Postscript - Because of community outcry new regulations now prohibit the tearing down of sound old homes for replacement with multiple dwelling units. They continue to be lost in numbers however as the City has no interested in enforcing any of its zoning laws.
A 9 mile ramble from Grant City to the environs of Richmondtown
While there has been an effort to move old structures to Richmondtown there appear to be some that have just been standing around for some time. As I walked down an old dusty road behind a church I was reminded of an old photograph I had once scene of this place. It seemed that little had changed for once, at least if i did not look around too hard.
Postscript: The Old Mill Road that I had walked down was fenced off on a subsequent return.
A ramble in Flushing
The street has strange kinks in it. It was obviously a farm lane before being paved over for the houses that crept in latter. A few yards are big enough to raise some crops but they only hold lawns and sometimes just enough trees to remind one of a leftover remnant of forest.
Postscript: Many original homeowners in this neighborhood had purchased double lots to have larger yards. Nearly all have since been sold off and packed with houses.
A 5 mile walk from Soho to Brooklyn Heights via the Brooklyn Bridge
The closer you get to being underneath even the most graceful of bridges it becomes ever more difficult to deal with the gawkiness of their changing proportions. There is often a beautiful symmetry to be found in engineering but not necessarily from every angle.
A ramble about the Dead Pool
My return to the Dead Pool was a little like getting back onto a horse after being thrown off. Taking every slow step with greater caution I found myself maneuvering further out among the derelicts than previously accomplished. Still, my heart wasn’t into it. Having nearly died out here took away what ever leftover excitement I may have still retained from my initial visit. I may put myself in risky situations for the photographs but I get no rush.

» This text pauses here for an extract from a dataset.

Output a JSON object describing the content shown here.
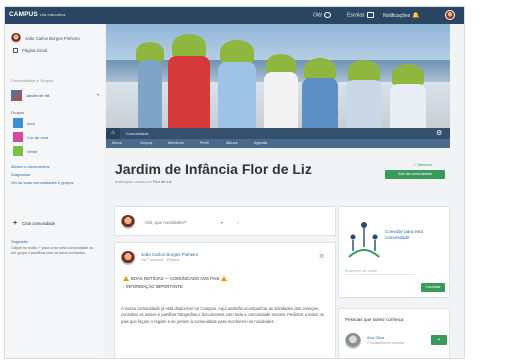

A ramble about The Dead Pool
I pressed my luck a little to far today as a shortcut across a rusty tanker deck ended with me falling through it. The crash was so loud I aroused the far off guard dogs evidenced by their mounting cries. No one came out to investigate and I used the opportunity to climb out and go home. I was lucky not to have ended my days trapped in the bottom of a flooded hull.
A 5 mile ramble in East Flushing
Those who live deep within the City can rarely decipher the difference between suburban and residential. For those of us who live in residential communities the differences are stark.
A ramble about Sunnyside and Long Island City
The circus has come to town. At first I did not even notice the clues amidst the box and flat cars scattered across the rail yard. Despite the jovial associations the landscape remains somber.
A ramble about Kissena Hollow
It takes an effort to stop looking at the city as a conglomerate of streets and buildings and to recognize that there is an actual landscape with hills and valleys under our feet. Some places make this easy to realize.
A 6 mile walk from Douglaston to Little Neck
It never ceases to amaze me what strange things people will do to the trees in their yard. Are they viewed as living beings or toys to be contorted and dressed up?
Copyright 2009 Alan Petrulis All Rights Reserved